Whittington died peacefully at his home, his wife told The New York Times (NYT). He gained global fame in 2006 after he was unintentionally shot by Cheney during a hunting trip. Cheney had turned around to shoot a quail and ended up shooting Whittington in his face and body, causing serious injuries.

Whittington, a supporter of former President Bush, initially apologized to Cheney and took blame for the incident. He later revealed his injuries from the blast were worse than initially reported. (RELATED: REPORT: Alleged ISIS Member In The US Plotted To Assassinate George W. Bush)

He told The Washington Post (WaPo) in 2010 he had a mild heart attack, collapsed lung and pieces of lead stuck in his body. Cheney later apologized for the incident in his 2011 memoir, “In My Time.”

“I, of course, was deeply sorry for what Harry and his family had gone through,” Cheney wrote in the book, according to the NYT.

Whittington was born in Henderson, Texas, during the Great Depression. He worked odd jobs to pay for his undergraduate and law school education at the University of Texas, later setting up a legal practice in Austin focused on property rights, oil and gas leases, estate planning and trust management, WaPo reported.

He gained wealth and influence in Texas through his law practice and real estate investments, according to the outlet. Whittington also got involved with Republican politics as he supported small government and low taxes. He supported moderate Republicans against the Texas Democratic magnate led by former President Lyndon B. Johnson.

Whittington worked for numerous Republican campaigns, including the presidential campaigns of George H.W. Bush and George W. Bush. Five different Texas governors appointed Whittington to state boards for his political works over the years.

Whittington pursued reforms on the Texas state prison board from 1979-85 in order to root out cronyism, drug scandals and prisoners disciplining other prisoners with the permission of wardens.

He later worked to support non-violent, disabled prison inmates. Whittington also fought the city of Austin for declaring eminent domain over a block of property his family owned, WaPo reported.

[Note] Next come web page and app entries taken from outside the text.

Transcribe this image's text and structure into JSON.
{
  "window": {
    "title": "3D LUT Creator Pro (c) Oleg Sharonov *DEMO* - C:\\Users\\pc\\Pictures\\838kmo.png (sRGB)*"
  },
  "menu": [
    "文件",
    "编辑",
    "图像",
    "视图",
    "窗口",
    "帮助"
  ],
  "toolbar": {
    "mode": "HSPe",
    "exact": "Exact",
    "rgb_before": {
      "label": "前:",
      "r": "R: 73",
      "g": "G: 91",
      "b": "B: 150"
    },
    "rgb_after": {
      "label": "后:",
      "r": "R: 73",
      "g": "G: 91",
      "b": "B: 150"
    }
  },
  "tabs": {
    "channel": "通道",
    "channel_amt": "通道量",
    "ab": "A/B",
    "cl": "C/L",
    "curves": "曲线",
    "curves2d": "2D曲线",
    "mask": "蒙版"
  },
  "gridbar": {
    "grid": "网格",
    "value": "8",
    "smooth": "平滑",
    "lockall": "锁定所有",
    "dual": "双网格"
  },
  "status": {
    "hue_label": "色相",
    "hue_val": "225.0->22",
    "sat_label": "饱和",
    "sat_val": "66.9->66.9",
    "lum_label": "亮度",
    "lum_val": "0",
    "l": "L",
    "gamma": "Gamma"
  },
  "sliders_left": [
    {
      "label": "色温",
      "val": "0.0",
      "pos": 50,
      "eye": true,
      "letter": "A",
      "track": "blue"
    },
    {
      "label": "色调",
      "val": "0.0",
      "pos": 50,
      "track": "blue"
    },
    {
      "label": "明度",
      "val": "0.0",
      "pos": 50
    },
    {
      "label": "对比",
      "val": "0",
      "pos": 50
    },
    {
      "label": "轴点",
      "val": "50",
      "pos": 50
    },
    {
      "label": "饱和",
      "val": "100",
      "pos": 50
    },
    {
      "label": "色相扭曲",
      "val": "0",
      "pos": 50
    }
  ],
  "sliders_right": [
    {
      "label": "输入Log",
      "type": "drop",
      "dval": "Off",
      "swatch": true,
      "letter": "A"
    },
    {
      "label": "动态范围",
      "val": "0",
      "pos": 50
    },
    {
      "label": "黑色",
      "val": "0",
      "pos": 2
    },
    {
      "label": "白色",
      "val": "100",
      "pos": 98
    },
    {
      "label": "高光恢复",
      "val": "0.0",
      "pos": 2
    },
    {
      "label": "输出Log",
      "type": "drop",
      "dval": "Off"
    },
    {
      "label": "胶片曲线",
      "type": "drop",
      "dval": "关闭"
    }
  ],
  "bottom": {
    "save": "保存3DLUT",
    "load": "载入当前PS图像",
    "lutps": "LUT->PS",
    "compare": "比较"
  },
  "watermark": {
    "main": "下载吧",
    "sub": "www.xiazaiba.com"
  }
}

Whittington married his college sweetheart, Mercedes Baker Whittington, in 1950. He is succeeded by his wife, daughter Sally and six grandchildren.